Guidelines for cross‐cultural Participatory Action Research partnerships: A case study of a customary seabird harvest in New Zealand
Moller, Henrik; Lyver, Philip O'B; Bragg, Corey; Newman, Jamie; Clucas, Rosmary; Fletcher, David; Kitson, Jane; McKechnie, Sam; Scott, Darren

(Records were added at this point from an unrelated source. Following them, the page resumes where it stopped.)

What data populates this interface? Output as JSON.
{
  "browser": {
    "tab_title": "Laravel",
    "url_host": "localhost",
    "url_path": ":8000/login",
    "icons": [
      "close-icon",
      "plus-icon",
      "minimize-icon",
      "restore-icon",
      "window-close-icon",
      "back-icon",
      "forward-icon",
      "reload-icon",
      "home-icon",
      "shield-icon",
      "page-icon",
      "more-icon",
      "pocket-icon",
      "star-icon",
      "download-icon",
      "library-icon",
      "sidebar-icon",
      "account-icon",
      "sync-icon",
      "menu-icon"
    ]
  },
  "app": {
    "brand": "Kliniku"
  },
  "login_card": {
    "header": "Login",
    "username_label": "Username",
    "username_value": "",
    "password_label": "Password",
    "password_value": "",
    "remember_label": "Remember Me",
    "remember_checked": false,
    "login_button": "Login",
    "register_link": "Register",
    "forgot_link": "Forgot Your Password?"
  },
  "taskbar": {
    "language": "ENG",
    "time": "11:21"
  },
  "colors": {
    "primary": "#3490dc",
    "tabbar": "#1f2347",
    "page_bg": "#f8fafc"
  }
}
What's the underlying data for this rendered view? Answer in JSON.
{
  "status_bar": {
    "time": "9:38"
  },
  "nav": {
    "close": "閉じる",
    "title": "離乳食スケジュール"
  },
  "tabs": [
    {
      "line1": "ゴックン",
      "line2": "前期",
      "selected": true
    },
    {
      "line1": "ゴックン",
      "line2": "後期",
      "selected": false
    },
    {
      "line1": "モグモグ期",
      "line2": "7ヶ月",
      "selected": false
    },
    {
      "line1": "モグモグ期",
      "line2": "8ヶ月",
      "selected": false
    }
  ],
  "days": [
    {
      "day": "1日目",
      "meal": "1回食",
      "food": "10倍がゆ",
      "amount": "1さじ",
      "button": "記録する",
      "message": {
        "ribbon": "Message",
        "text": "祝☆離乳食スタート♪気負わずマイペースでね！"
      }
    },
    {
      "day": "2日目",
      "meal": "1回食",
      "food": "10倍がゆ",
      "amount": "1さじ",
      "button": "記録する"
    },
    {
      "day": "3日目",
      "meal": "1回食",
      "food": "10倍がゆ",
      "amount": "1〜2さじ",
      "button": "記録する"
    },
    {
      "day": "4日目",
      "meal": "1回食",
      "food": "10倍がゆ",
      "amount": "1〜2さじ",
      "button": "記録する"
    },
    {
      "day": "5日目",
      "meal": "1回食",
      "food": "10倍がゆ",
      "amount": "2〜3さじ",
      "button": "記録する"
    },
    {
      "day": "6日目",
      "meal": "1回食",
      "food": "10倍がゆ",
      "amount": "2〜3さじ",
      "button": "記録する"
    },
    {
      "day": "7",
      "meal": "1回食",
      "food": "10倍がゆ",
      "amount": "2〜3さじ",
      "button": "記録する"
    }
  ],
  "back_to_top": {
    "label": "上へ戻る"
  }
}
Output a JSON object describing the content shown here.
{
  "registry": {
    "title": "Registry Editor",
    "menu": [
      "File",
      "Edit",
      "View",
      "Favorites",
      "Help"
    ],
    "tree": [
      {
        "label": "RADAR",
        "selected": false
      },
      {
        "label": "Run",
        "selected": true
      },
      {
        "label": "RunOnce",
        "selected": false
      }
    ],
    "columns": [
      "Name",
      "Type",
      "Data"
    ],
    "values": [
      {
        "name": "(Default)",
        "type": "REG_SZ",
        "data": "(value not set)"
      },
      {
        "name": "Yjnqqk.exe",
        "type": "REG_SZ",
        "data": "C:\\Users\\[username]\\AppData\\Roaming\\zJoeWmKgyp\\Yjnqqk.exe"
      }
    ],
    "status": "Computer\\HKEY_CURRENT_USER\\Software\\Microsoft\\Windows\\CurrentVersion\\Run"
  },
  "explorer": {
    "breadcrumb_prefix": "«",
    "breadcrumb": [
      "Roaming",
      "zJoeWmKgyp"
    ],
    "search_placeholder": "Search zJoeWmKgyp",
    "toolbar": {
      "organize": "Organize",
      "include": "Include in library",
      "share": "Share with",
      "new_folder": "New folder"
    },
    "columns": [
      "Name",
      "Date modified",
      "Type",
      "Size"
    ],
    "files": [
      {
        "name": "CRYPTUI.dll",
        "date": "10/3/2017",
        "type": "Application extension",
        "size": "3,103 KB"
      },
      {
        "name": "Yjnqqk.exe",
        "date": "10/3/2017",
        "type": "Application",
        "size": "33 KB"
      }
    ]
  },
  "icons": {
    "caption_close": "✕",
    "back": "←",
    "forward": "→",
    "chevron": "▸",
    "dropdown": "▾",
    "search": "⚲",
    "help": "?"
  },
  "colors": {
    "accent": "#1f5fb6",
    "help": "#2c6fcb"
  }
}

Adaptive co‐management and Participatory Action Research (PAR) promotes social ecological resilience by simultaneously protecting wildlife and its habitat and promoting capacity and motivation for sustainable harvest management by communities. We report here on a case study of learning through a partnership (1994–2009) between science and Traditional Ecological Knowledge (TEK) to determine the sustainability of titi (sooty shearwater, Puffinus griseus) harvests by Rakiura Maori in southern New Zealand. Testimony of Maori elders and titi harvesters (birders), members of the Rakiura Titi Islands Administering Body, researchers and participants in workshops and meetings were recorded throughout the 14‐year research project to identify critical determinants of success of the partnership. A large majority of participants supported the research, mainly because it expanded their knowledge by investigating the reasons for declining bird numbers and the means of ensuring the continuation of their muttonbirding heritage. Initial concerns about the research included fear that prohibition or quota would be imposed through political pressure from external groups; the intrusion of strangers on the islands; the misconception that the research was being promulgated by government regulatory agencies; and scepticism about research findings. Research also precipitated conflict and division within the Rakiura community, and some birders feared that science might displace matauranga Maori (TEK) of the Rakiura people for guiding harvest management. Core conditions for community engagement included trust between parties, effective communication of the science, equitable decision‐making responsibility, and building scientific capability and monetary support to enable meaningful participation. The most fundamental requirement is mutual respect for each party's knowledge. Attention to this inclusive, equitable, slow and prolonged process makes it more likely that the community will uptake results to improve sustainability of harvesting. The research has heightened awareness within the harvesting community of conservation issues facing the titi and of potential options to mitigate them. Eradication or control of weka (Gallirallus australis), and reducing titi harvest levels from around a quarter of the manu (family birding territories), are the main practical ways of increasing sustainability, but the magnitude and direction of climate change impacts on the shearwater population remains uncertain.
Publisher: Taylor & Francis
Rights Statement: © The Royal Society of New Zealand 2009
Keywords: Traditional ecological knowledge; matauranga; science; Rakiura Maori; muttonbirding; sooty shearwaters; Puffinus griseus
Research Type: Journal Article